■ YOUR TASK ■
Lines from the listing that hold the string "Responses" are what you should return.

*** SUPPLIED ENTRIES Section Begins ***

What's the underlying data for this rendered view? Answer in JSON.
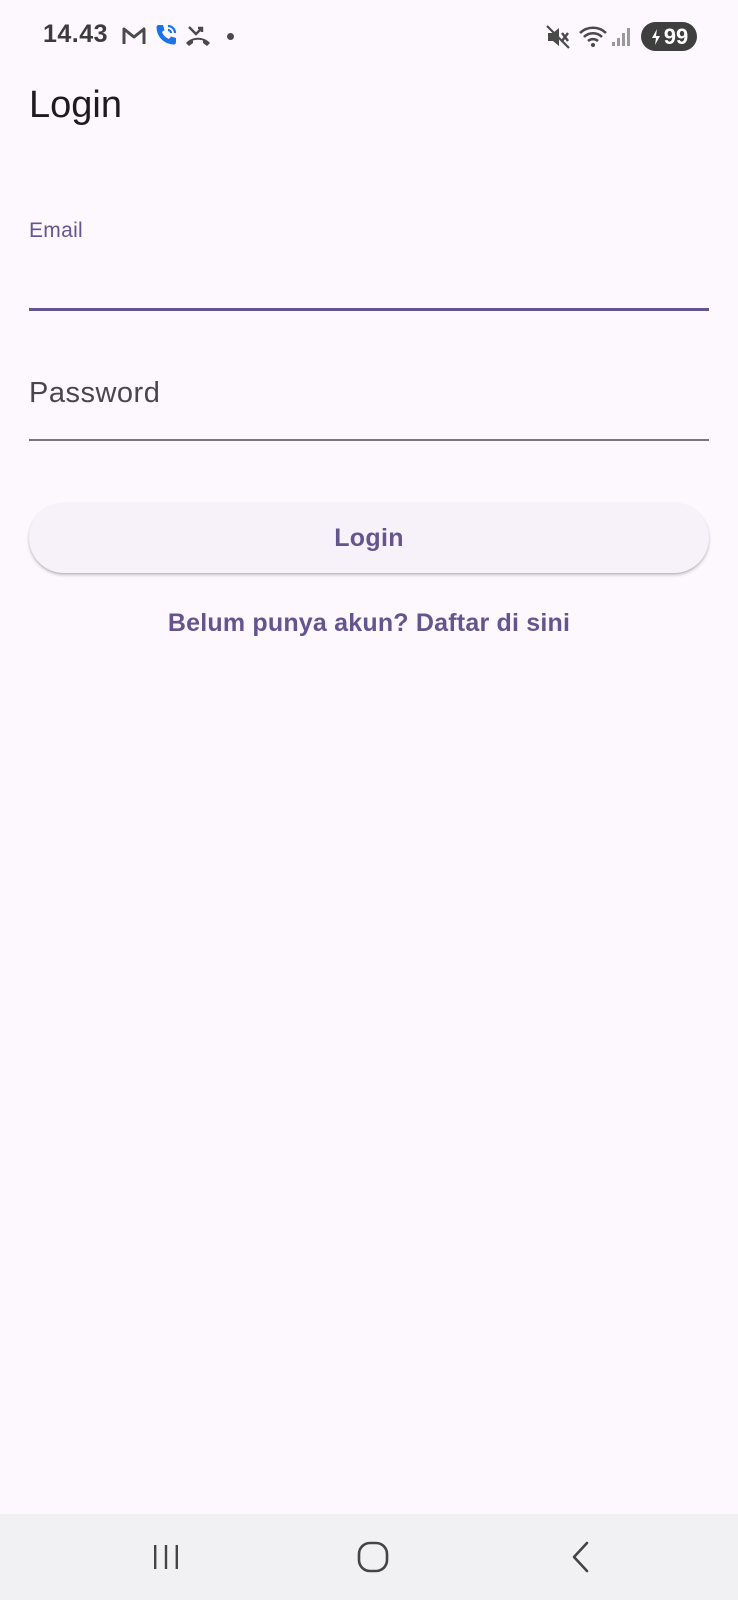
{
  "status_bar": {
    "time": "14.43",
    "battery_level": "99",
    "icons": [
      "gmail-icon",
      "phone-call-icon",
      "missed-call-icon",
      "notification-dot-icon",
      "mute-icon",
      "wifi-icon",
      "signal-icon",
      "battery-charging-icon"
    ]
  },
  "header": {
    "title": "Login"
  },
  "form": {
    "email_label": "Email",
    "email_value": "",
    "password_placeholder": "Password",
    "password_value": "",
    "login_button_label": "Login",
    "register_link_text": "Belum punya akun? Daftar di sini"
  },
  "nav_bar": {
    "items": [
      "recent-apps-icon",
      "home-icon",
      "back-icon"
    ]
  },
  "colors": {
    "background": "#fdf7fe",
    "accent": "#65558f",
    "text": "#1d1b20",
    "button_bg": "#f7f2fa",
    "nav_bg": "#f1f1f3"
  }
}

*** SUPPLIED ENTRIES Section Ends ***
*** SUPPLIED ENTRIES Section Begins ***

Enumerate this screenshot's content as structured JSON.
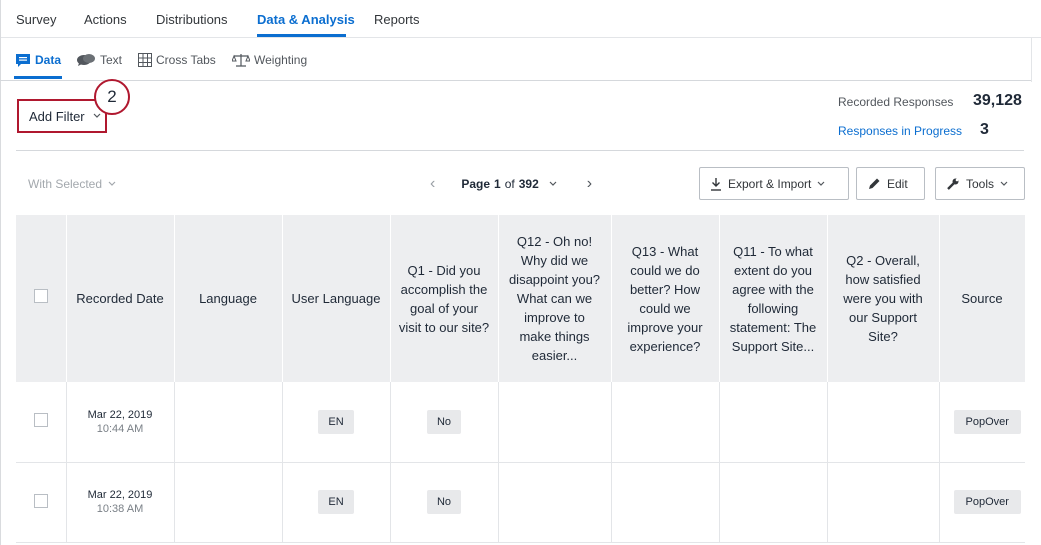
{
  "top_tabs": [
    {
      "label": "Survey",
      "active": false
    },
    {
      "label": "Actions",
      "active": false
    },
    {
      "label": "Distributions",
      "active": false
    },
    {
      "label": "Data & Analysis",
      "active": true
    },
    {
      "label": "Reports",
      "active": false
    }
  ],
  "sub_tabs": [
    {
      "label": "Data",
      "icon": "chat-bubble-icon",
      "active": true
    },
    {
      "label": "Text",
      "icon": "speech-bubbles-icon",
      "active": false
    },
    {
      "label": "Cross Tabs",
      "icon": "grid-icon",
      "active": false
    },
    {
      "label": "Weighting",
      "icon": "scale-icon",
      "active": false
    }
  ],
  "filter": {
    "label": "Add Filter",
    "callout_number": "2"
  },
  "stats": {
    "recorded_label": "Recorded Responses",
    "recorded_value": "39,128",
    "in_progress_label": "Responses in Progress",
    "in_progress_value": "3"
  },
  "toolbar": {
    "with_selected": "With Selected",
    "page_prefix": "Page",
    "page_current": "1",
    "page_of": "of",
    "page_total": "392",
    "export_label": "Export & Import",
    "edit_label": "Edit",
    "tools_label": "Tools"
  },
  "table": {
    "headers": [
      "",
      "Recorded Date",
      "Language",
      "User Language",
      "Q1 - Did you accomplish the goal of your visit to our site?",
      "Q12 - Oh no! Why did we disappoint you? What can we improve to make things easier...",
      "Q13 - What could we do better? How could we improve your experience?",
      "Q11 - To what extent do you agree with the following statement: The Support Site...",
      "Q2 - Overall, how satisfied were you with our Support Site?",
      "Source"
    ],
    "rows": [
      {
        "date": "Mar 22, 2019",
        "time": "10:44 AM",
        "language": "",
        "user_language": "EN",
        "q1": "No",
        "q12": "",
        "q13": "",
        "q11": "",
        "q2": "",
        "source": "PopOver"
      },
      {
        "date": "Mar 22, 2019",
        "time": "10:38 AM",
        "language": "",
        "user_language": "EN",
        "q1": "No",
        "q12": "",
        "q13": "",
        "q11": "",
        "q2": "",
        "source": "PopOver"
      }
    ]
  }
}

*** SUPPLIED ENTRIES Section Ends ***

■ ANSWER FOR THE TASK ■
    "recorded_label": "Recorded Responses",
    "in_progress_label": "Responses in Progress",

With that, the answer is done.